Research on Historical Geography of the Byzantine Empire at the Austrian Academy of Sciences is conducted by the Tabula Imperii Byzantini (TIB). This project was accepted by the Union Académique Internationale in Brussels in 2015, and at the same time included into the scheme of Long-Term-Projects (2015–2027) of the Austrian Academy of Sciences, based on international evaluations. The TIB carries out systematic research in the historical geography of the Byzantine Empire, from the beginning of the fourth century to the mid-15th century. The aim of the project is to create a historical atlas of the Byzantine area from Late Antiquity to the early Modern period. Individual regions are represented on maps on a scale of 1:800,000. A separate accompanying volume presents the results of detailed research in each region. Each volume contains detailed introductory chapters on geography and climate, borders and territorial designations, history, administrative history, church history and monasticism, traffic routes, economy and demography.
The main part of each volume consists of an alphabetical catalogue of all toponyms (including hydronyms etc.) that were known in Byzantine times. Also included are the historical places whose historical names are unknown, but for whose existence there is (or there was) archaeological evidence. Written sources and archaeological materials elucidate the history of individual places, along with brief descriptions of monuments, both those that are known to have once existed and those that are still preserved.
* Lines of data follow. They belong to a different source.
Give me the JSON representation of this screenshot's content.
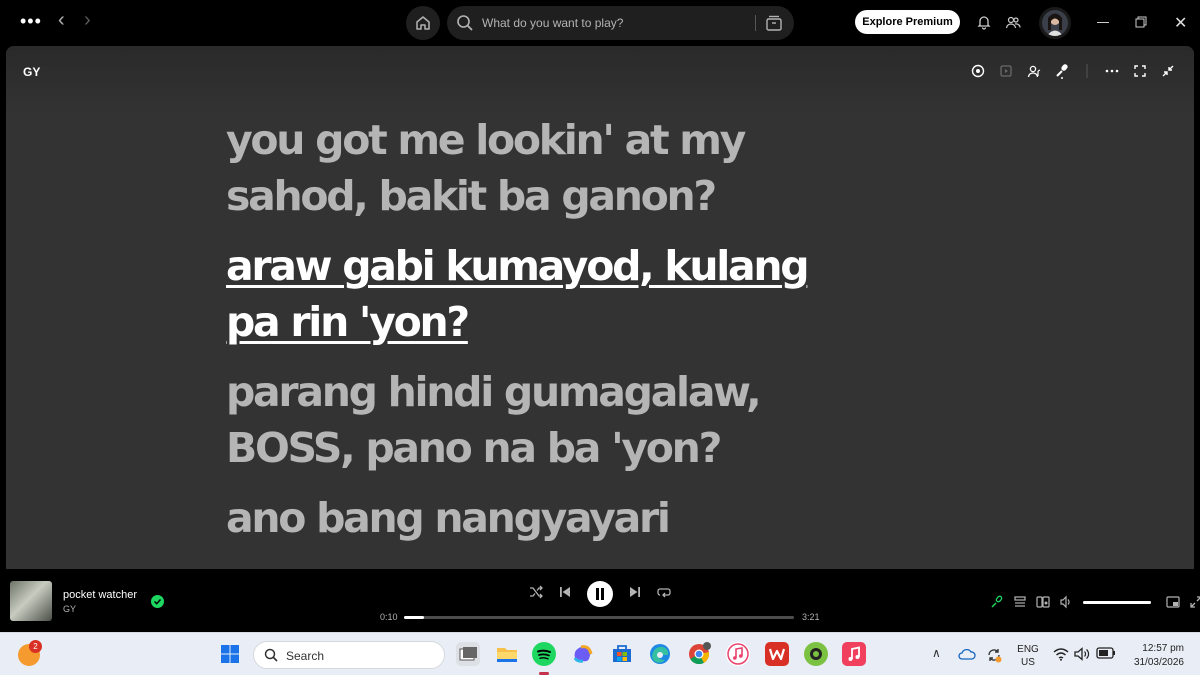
{
  "topbar": {
    "menu_dots": "•••",
    "back_glyph": "‹",
    "forward_glyph": "›",
    "search_placeholder": "What do you want to play?",
    "premium_label": "Explore Premium",
    "icons": [
      "home-icon",
      "search-icon",
      "browse-icon",
      "bell-icon",
      "friends-icon",
      "avatar",
      "minimize-icon",
      "maximize-icon",
      "close-icon"
    ]
  },
  "panel": {
    "artist_title": "GY",
    "icons": [
      "lyrics-sync-icon",
      "video-icon",
      "artist-icon",
      "mic-icon",
      "more-icon",
      "fullscreen-icon",
      "collapse-icon"
    ]
  },
  "lyrics": {
    "lines": [
      "you got me lookin' at my sahod, bakit ba ganon?",
      "araw gabi kumayod, kulang pa rin 'yon?",
      "parang hindi gumagalaw, BOSS, pano na ba 'yon?",
      "ano bang nangyayari"
    ],
    "active_index": 1
  },
  "player": {
    "track_title": "pocket watcher",
    "track_artist": "GY",
    "current_time": "0:10",
    "total_time": "3:21",
    "progress_fraction": 0.05,
    "volume_fraction": 1.0,
    "state": "playing"
  },
  "taskbar": {
    "weather_badge": "2",
    "search_label": "Search",
    "lang_line1": "ENG",
    "lang_line2": "US",
    "time": "12:57 pm",
    "date": "31/03/2026"
  },
  "colors": {
    "accent_green": "#1ed760",
    "panel_bg": "#333333",
    "lyric_inactive": "#b5b5b5",
    "lyric_active": "#ffffff"
  }
}
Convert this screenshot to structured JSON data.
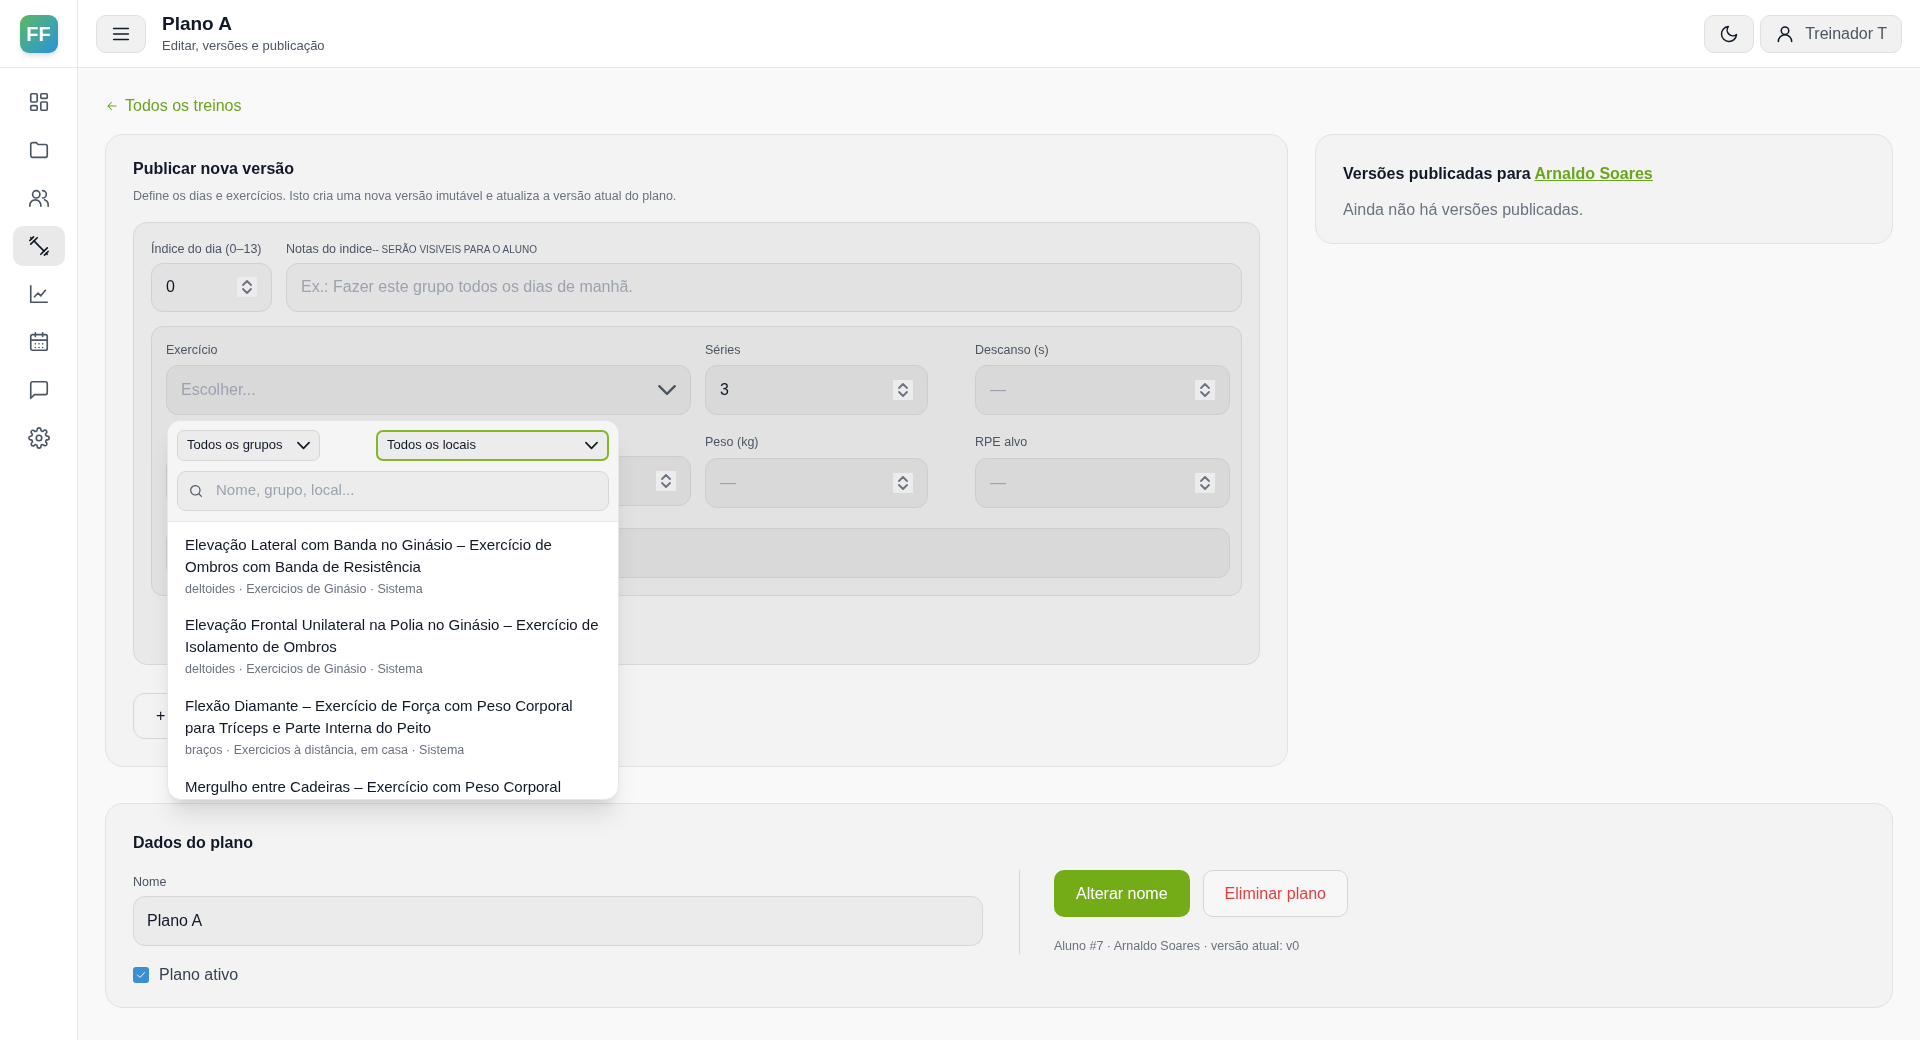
{
  "logo": "FF",
  "sidebar": {
    "items": [
      {
        "kind": "grid",
        "selected": false
      },
      {
        "kind": "folder",
        "selected": false
      },
      {
        "kind": "users",
        "selected": false
      },
      {
        "kind": "dumbbell",
        "selected": true
      },
      {
        "kind": "chart",
        "selected": false
      },
      {
        "kind": "calendar",
        "selected": false
      },
      {
        "kind": "chat",
        "selected": false
      },
      {
        "kind": "settings",
        "selected": false
      }
    ]
  },
  "header": {
    "title": "Plano A",
    "subtitle": "Editar, versões e publicação",
    "user": "Treinador T"
  },
  "back_link": "Todos os treinos",
  "publish": {
    "title": "Publicar nova versão",
    "description": "Define os dias e exercícios. Isto cria uma nova versão imutável e atualiza a versão atual do plano.",
    "day_index": {
      "label": "Índice do dia (0–13)",
      "value": "0"
    },
    "notes": {
      "label": "Notas do indice",
      "label_note": "-- SERÃO VISIVEIS PARA O ALUNO",
      "placeholder": "Ex.: Fazer este grupo todos os dias de manhã."
    },
    "exercise": {
      "label": "Exercício",
      "placeholder": "Escolher..."
    },
    "fields": [
      {
        "label": "Séries",
        "value": "3"
      },
      {
        "label": "Descanso (s)",
        "placeholder": "—"
      },
      {
        "label": "Peso (kg)",
        "placeholder": "—"
      },
      {
        "label": "RPE alvo",
        "placeholder": "—"
      }
    ],
    "add_button": "+"
  },
  "picker": {
    "group_filter": "Todos os grupos",
    "location_filter": {
      "value": "Todos os locais",
      "focused": true
    },
    "search_placeholder": "Nome, grupo, local...",
    "items": [
      {
        "name": "Elevação Lateral com Banda no Ginásio – Exercício de Ombros com Banda de Resistência",
        "meta": "deltoides · Exercicios de Ginásio · Sistema"
      },
      {
        "name": "Elevação Frontal Unilateral na Polia no Ginásio – Exercício de Isolamento de Ombros",
        "meta": "deltoides · Exercicios de Ginásio · Sistema"
      },
      {
        "name": "Flexão Diamante – Exercício de Força com Peso Corporal para Tríceps e Parte Interna do Peito",
        "meta": "braços · Exercicios à distância, em casa · Sistema"
      },
      {
        "name": "Mergulho entre Cadeiras – Exercício com Peso Corporal"
      }
    ]
  },
  "versions": {
    "title": "Versões publicadas para",
    "student": "Arnaldo Soares",
    "empty": "Ainda não há versões publicadas."
  },
  "plan": {
    "title": "Dados do plano",
    "name_label": "Nome",
    "name_value": "Plano A",
    "active": {
      "label": "Plano ativo",
      "checked": true
    },
    "rename_button": "Alterar nome",
    "delete_button": "Eliminar plano",
    "meta": "Aluno #7 · Arnaldo Soares · versão atual: v0"
  }
}
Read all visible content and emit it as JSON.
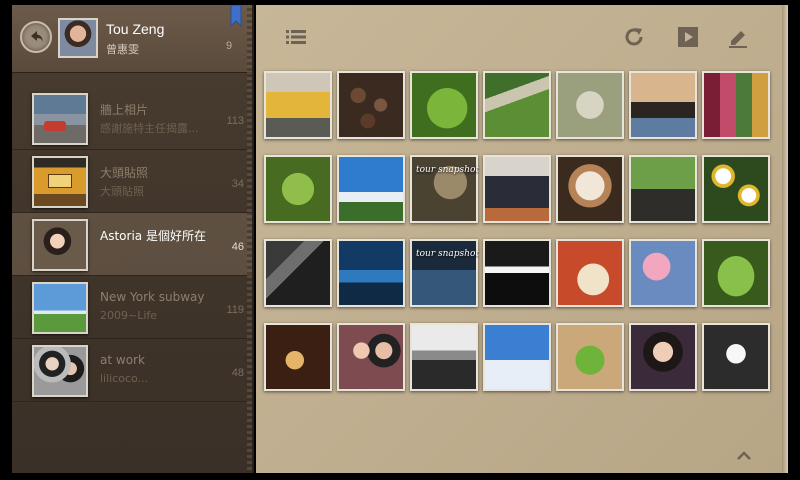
{
  "profile": {
    "name": "Tou Zeng",
    "subtitle": "曾惠雯",
    "count": "9"
  },
  "albums": [
    {
      "title": "牆上相片",
      "subtitle": "感謝施特主任揭露...",
      "count": "113",
      "active": false
    },
    {
      "title": "大頭貼照",
      "subtitle": "大頭貼照",
      "count": "34",
      "active": false
    },
    {
      "title": "Astoria 是個好所在",
      "subtitle": "",
      "count": "46",
      "active": true
    },
    {
      "title": "New York subway",
      "subtitle": "2009~Life",
      "count": "119",
      "active": false
    },
    {
      "title": "at work",
      "subtitle": "lilicoco...",
      "count": "48",
      "active": false
    }
  ],
  "toolbar": {
    "menu_icon": "list-icon",
    "refresh_icon": "refresh-icon",
    "play_icon": "play-icon",
    "edit_icon": "pencil-icon"
  },
  "photos": [
    "yellow train",
    "macarons",
    "green leaf",
    "garden path",
    "blurred leaves",
    "woman at desk",
    "colorful glass",
    "green plants",
    "blue sky",
    "blurred shapes",
    "person sitting",
    "latte",
    "green plant",
    "daisies",
    "dark shadows",
    "water boats",
    "tour snapshot",
    "dark room",
    "sandwich plate",
    "pink blossoms",
    "garden",
    "birthday cake",
    "woman with child",
    "city skyline",
    "clouds",
    "salad",
    "woman smiling",
    "snapshot sign"
  ],
  "photo_overlay_text": [
    {
      "index": 9,
      "text": "tour snapshot"
    },
    {
      "index": 16,
      "text": "tour snapshot"
    }
  ],
  "colors": {
    "sidebar": "#4a3d31",
    "paper": "#c3b394",
    "active_text": "#ffffff"
  }
}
Each volume is based on extensive research, which entails the analysis of written sources (including inscriptions, seals etc.), travel literature since the early modern period, and published reports of surveys and of excavations. This is augmented by systematic travel in the field in order to verify, modify or complete the information of the sources.
On the basis of this method, twelve volumes have been published since 1976, seven more volumes are in preparation, and additional volumes are planned according to the scheme of long-term-projects of the Austrian Academy of Sciences (see the attached map).
Since the late 1990s, new methods have been added: studies of paleo-climate and settlement theories (for example a modified “Central Place Theory”), as well as the regular use of the “Global Positioning System” (GPS) during field missions and surveys. Digital Humanities in the form of Historical Geographical Information Systems (HGIS) contribute to the analysis and interpretation of the research data. Strong interactions exist with the project Complexities and Networks.